So we knew that this was a very high priority theme that no one had ever tackled. But that's alongside of the other factor, which is you do want to recruit the other 168 countries to come because they are interested in your theme.

That's true. You also want a theme that's identified with your region. What's important about our region is that we are very broadly, and very comprehensively identified with health and wellness. Everything from being the birthplace of the medical device industry, and the birthplace of the new 3D elements of medicine, plus the Mayo Clinic and other hospitals. Those things are right alongside of being ground zero for being the most fit in world and the top biking place in the country. The number one in parks, number one in public health. We have the Penny George Institute of Health and Wellness, the largest provider of integrated medicine on the planet.

We have lots of elements of self-help, such as yoga. We have aspects of global center of excellence in innovation in many different parts of broadly defined health and wellness, or healing and medicine. So we can brag about, and show off, and be proud, and very non-Minnesotan in how we put a spotlight on many of these things that are from the full spectrum of the highest tech on the planet to the most individual element of just exercise and walking. And we are very aware of, and very welcoming of learning from and being part of the larger global conversation, whether it's about the global diabetes crisis or the Zika crisis.

We have this understanding that we all do better when we all do better, which Paul Wellstone famously said. This combination of knowing that this is a topic of very high interest to the rest of the world, and Minnesota as a world leader in thinking and in doing and in health care just makes it a perfect fit. We believe that'll be important to pulling off a win.

MNBIZ: Six years from now, I'll bet they haven't even invented the technology that will be shown off. Artificial intelligence and everything else.
Ritchie: Exactly. All the genetic stuff that we know now. The ability to 3D print, and human tissue, and human cells. I think this is one of the challenges. You can say with certainty, okay we'll have driverless buses, and driverless cars. But then there are those things that we can't even imagine now that aren't really in the realm of science fiction. But they’re not in our popular imagination. Like Hitchhiker's Guide to the Galaxy, or some of the other science fiction.

The ability of something like Google Glass to make it possible to go to World's Fair with people from 200 countries, with 200 languages and speak to somebody and they can see, hear or read your words in their language. They can respond to you in their language. And you can see, hear, or read what they said back in your language. That is in the works. That isn't science fiction any longer.

The things that we see now with artificial organs, and special developments with big data, to understand more precisely how certain treatments can be targeted -- they are just things that are evolving. Luckily, a number of the Minnesota companies are in the creation part of that cycle, so we can tap their expertise to make sure that we're thinking as far out in front as we can. And we are humble enough to say, what'll really be hot in 2023 is something that we don't know about yet, and we can't imagine, but we need to be constantly learning and looking and talking to people all over the planet, because it'll come from some place that we didn't imagine. We'll want it to be front and center.

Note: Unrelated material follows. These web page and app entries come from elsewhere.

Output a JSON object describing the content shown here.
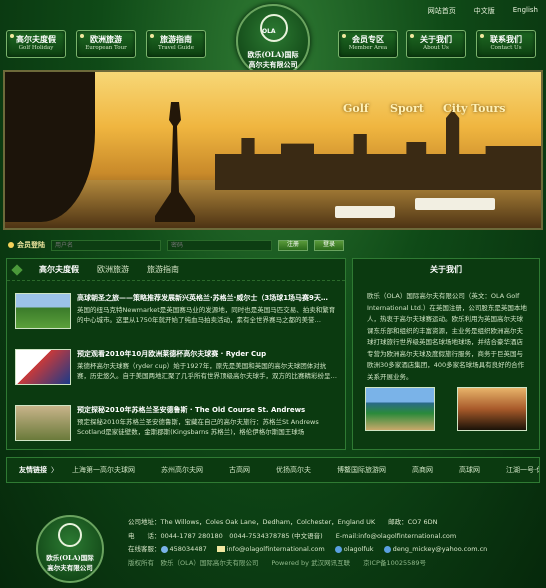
{
  "top_links": [
    "网站首页",
    "中文版",
    "English"
  ],
  "nav_left": [
    {
      "cn": "高尔夫度假",
      "en": "Golf Holiday"
    },
    {
      "cn": "欧洲旅游",
      "en": "European Tour"
    },
    {
      "cn": "旅游指南",
      "en": "Travel Guide"
    }
  ],
  "nav_right": [
    {
      "cn": "会员专区",
      "en": "Member Area"
    },
    {
      "cn": "关于我们",
      "en": "About Us"
    },
    {
      "cn": "联系我们",
      "en": "Contact Us"
    }
  ],
  "logo": {
    "mark": "OLA",
    "line1": "欧乐(OLA)国际",
    "line2": "高尔夫有限公司"
  },
  "banner": {
    "tags": [
      "Golf",
      "Sport",
      "City Tours"
    ]
  },
  "login": {
    "label": "会员登陆",
    "username_placeholder": "用户名",
    "password_placeholder": "密码",
    "register_btn": "注册",
    "login_btn": "登录"
  },
  "tabs": [
    "高尔夫度假",
    "欧洲旅游",
    "旅游指南"
  ],
  "news": [
    {
      "title": "高球朝圣之旅——策略推荐发展新兴英格兰·苏格兰·威尔士（3场球1场马赛9天…",
      "desc": "英国的纽马克特Newmarket是英国赛马业的发源地，同时也是英国马匹交易、拍卖和繁育的中心城市。这里从1750年就开始了纯血马拍卖活动，素有全世界赛马之都的美誉…"
    },
    {
      "title": "预定观看2010年10月欧洲莱德杯高尔夫球赛 · Ryder Cup",
      "desc": "莱德杯高尔夫球赛（ryder cup）始于1927年，原先是美国和英国的高尔夫球团体对抗赛，历史悠久。自于美国两地汇聚了几乎所有世界顶级高尔夫球手，双方的比赛精彩纷呈…"
    },
    {
      "title": "预定探秘2010年苏格兰圣安德鲁斯 · The Old Course St. Andrews",
      "desc": "预定探秘2010年苏格兰圣安德鲁斯，宝藏在自己的高尔夫旅行：苏格兰St Andrews Scotland是家徒壁数，金斯郡斯(Kingsbarns 苏格兰)，格伦伊格尔斯国王球场"
    }
  ],
  "about": {
    "title": "关于我们",
    "text": "欧乐（OLA）国际高尔夫有限公司（英文：OLA Golf International Ltd.）在英国注册，公司股东是英国本地人，热衷于高尔夫球赛运动。欧乐利用为英国高尔夫球课东乐部和组织的丰富资源，主业务是组织欧洲高尔夫球打球旅行世界级英国名球场地球场，并结合豪华酒店专营为欧洲高尔夫球及度假旅行服务，商务于巨英国与欧洲30多家酒店集团，400多家名球场具有良好的合作关系开展业务。"
  },
  "friends": {
    "label": "友情链接",
    "arrow": "〉",
    "links": [
      "上海第一高尔夫球网",
      "苏州高尔夫网",
      "古高网",
      "优扬高尔夫",
      "博鳌国际旅游网",
      "高商网",
      "高球网",
      "江湖一号·休闲会所"
    ]
  },
  "footer": {
    "logo_line1": "欧乐(OLA)国际",
    "logo_line2": "高尔夫有限公司",
    "address": "公司地址：The Willows，Coles Oak Lane，Dedham，Colchester，England UK　　邮政：CO7 6DN",
    "contact": "电　　话：0044-1787 280180　0044-7534378785 (中文语音)　　E-mail:info@olagolfinternational.com",
    "online_label": "在线客服：",
    "qq": "458034487",
    "email": "info@olagolfinternational.com",
    "skype": "olagolfuk",
    "msn": "deng_mickey@yahoo.com.cn",
    "copyright": "版权所有　欧乐（OLA）国际高尔夫有限公司　　Powered by 武汉网讯互联　　京ICP备10025589号"
  }
}
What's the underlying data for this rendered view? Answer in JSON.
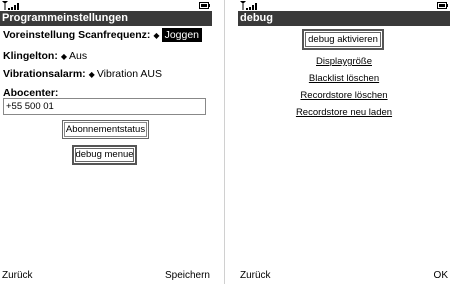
{
  "screen_left": {
    "title": "Programmeinstellungen",
    "settings": [
      {
        "label": "Voreinstellung Scanfrequenz:",
        "value": "Joggen"
      },
      {
        "label": "Klingelton:",
        "value": "Aus"
      },
      {
        "label": "Vibrationsalarm:",
        "value": "Vibration AUS"
      }
    ],
    "abocenter_label": "Abocenter:",
    "abocenter_value": "+55 500 01",
    "buttons": {
      "subscription_status": "Abonnementstatus",
      "debug_menu": "debug menue"
    },
    "softkeys": {
      "left": "Zurück",
      "right": "Speichern"
    }
  },
  "screen_right": {
    "title": "debug",
    "button": "debug aktivieren",
    "links": [
      "Displaygröße",
      "Blacklist löschen",
      "Recordstore löschen",
      "Recordstore neu laden"
    ],
    "softkeys": {
      "left": "Zurück",
      "right": "OK"
    }
  }
}
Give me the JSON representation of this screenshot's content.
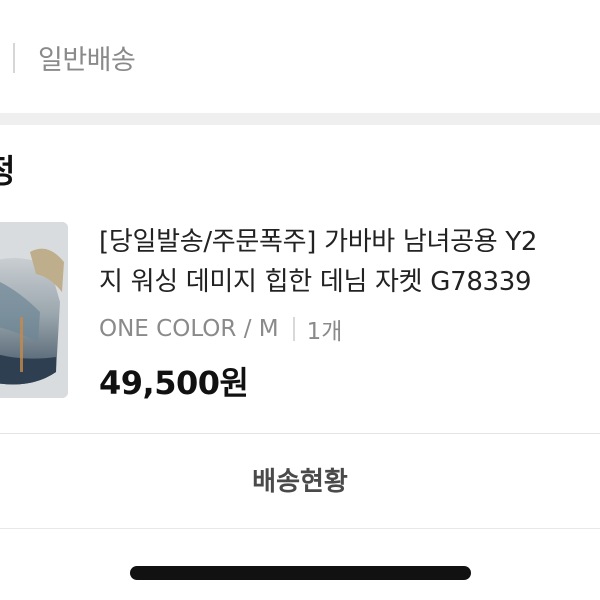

Here's another thing. They're talking about somebody going to Mars by 2023. What will it take to maintain health and wellness on people traveling, and living on Mars, and coming back? What might an exhibit, or display that asks those questions uncover? How might that stimulate younger people who are visionaries and think about how Mars? How can I be part of that process?

There's things that we can know are likely to be in the media and the world and the consciousness of people and we can try to see how might that fit in an international exhibition on health and wellness.